    Also, my dynamically created pages contain a huge number of div elements, which makes getElementsByTagName slow down the application. (especially with IE).
    So I decided to save my own array of elems (Nodes) and update newly created elements there.
    In other words, each time I need to add/remove an element, I insert/remove child from the page, and then add/remove cells from the saved list of elems.

    The thing is, while the add works great (probably because of the reference) the remove with removeChild() doesn't... Any idea?
    Last edited by the_dp; 09-07-2009 at 05:41 AM.

  5. #5
    Join Date
    Dec 2003
    Location
    Bucharest, ROMANIA
    Posts
    15,428
    Quote Originally Posted by the_dp View Post
    Why not? from what I can see, all browsers support it.
    If by all the browsers you mean IE ... No, definitely no. All the browsers, except IE, will return undefined the following:
    Code:
    <!DOCTYPE HTML PUBLIC "-//W3C//DTD HTML 4.01//EN" "http://www.w3.org/TR/html4/strict.dtd">
    <html>
    <head>
    <title>untitled</title>
    <meta http-equiv="Content-Type" content="text/html; charset=iso-8859-1">
    <meta http-equiv="Content-Style-Type" content="text/css">
    <meta http-equiv="Content-Script-Type" content="text/javascript">
    <script type="text/javascript">
    onload=function(){
    var div=document.getElementsByTagName('div')[0];
    alert(div.name);
    }
    </script>
    </head>
    <body>
    <div name="myDiv"></div>
    </body>
    </html>
    IE is famous for another mismatch: If id is not defined, IE will take the name as id, or the id as name if the name is missing. Completely wrong, according to the standards.

    name is to be used only for the form's controls. It may be used for links, images and frames/iframes as well, but the W3C Recommendation is to use the name only for the form's controls.

    id and name are different things.
    Last edited by Kor; 09-07-2009 at 07:12 AM.

  6. #6
    Join Date
    Dec 2003
    Location
    Bucharest, ROMANIA
    Posts
    15,428
    Quote Originally Posted by the_dp View Post
    Reference? What does getElementsByTagName return? A list of references??
    a reference of a collection of elements. Not exactly an array, but very much alike.

    Don't you know the difference between an element and the reference of an element?

  7. #7
    Join Date
    May 2008
    Posts
    80
    I guess I never noticed it since I don't use div.name. Instead I use getAttribute.

  8. #8
    Join Date
    May 2008
    Posts
    80
    Quote Originally Posted by Kor View Post
    a reference of a collection of elements. Not exactly an array, but very much alike.

    Don't you know the difference between an element and the reference of an element?
    I do, but I had no idea it returns me a reference... It's not specified in any of the books I read on the subject.

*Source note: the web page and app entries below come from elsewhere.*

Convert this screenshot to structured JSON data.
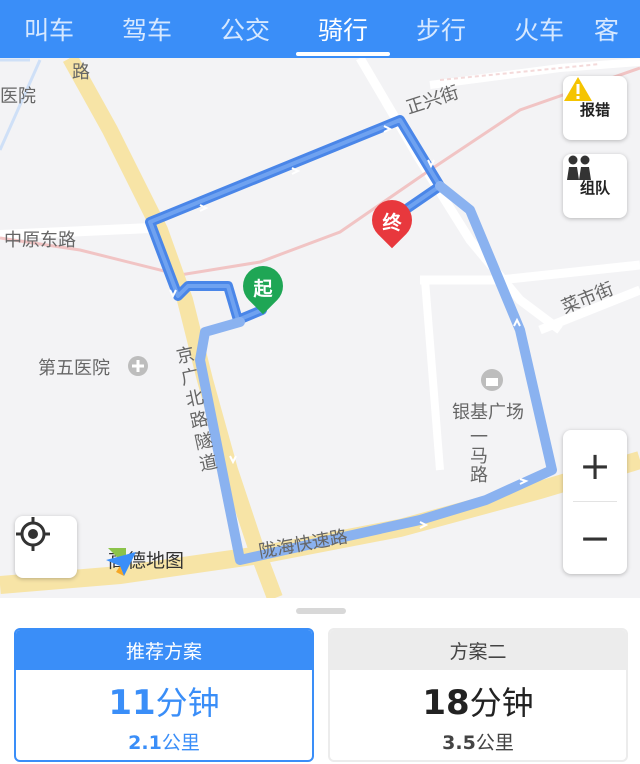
{
  "tabs": [
    {
      "label": "叫车",
      "active": false
    },
    {
      "label": "驾车",
      "active": false
    },
    {
      "label": "公交",
      "active": false
    },
    {
      "label": "骑行",
      "active": true
    },
    {
      "label": "步行",
      "active": false
    },
    {
      "label": "火车",
      "active": false
    },
    {
      "label": "客",
      "active": false
    }
  ],
  "map": {
    "labels": {
      "road_top": "路",
      "hospital_top": "医院",
      "zhengxing": "正兴街",
      "zhongyuan": "中原东路",
      "caishi": "菜市街",
      "fifth_hospital": "第五医院",
      "yinji": "银基广场",
      "yima": "一马路",
      "jingguang": "京广北路隧道",
      "longhai": "陇海快速路"
    },
    "start_pin": "起",
    "end_pin": "终",
    "route_color": "#4a86e8",
    "alt_route_color": "#8ab2f0",
    "start_color": "#1fa655",
    "end_color": "#e8383d"
  },
  "controls": {
    "report_label": "报错",
    "group_label": "组队",
    "zoom_in": "+",
    "zoom_out": "−",
    "locate_icon": "crosshair-icon"
  },
  "brand": {
    "name": "高德地图"
  },
  "plans": [
    {
      "title": "推荐方案",
      "minutes": "11",
      "min_unit": "分钟",
      "distance": "2.1",
      "dist_unit": "公里",
      "selected": true
    },
    {
      "title": "方案二",
      "minutes": "18",
      "min_unit": "分钟",
      "distance": "3.5",
      "dist_unit": "公里",
      "selected": false
    }
  ]
}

  9. #9
    Join Date
    Dec 2003
    Location
    Bucharest, ROMANIA
    Posts
    15,428
    Quote Originally Posted by the_dp View Post
    I do, but I had no idea it returns me a reference... It's not specified in any of the books I read on the subject.
    Here's an example:

    Nullify the reference will not nullify the object, as inside a function the reference has a local scope.:
    Code:
    <script type="text/javascript">
    var x = new Object();
    function nullify(a){
        a = null;
    }
    nullify(x);
    alert(x); 
    </script>

  10. #10
    Join Date
    May 2008
    Posts
    80
    Quote Originally Posted by Kor View Post
    Here's an example:

    Nullify the reference will not nullify the object, as inside a function the reference has a local scope.:
    Code:
    <script type="text/javascript">
    var x = new Object();
    function nullify(a){
        a = null;
    }
    nullify(x);
    alert(x); 
    </script>
    Interesting. Then how can I nullify/change the object inside the function?

Thread Information

Users Browsing this Thread

There are currently 1 users browsing this thread. (0 members and 1 guests)

Tags for this Thread

Posting Permissions

  • You may not post new threads
  • You may not post replies
  • You may not post attachments
  • You may not edit your posts
  •  
HTML5 Development Center



Recent Articles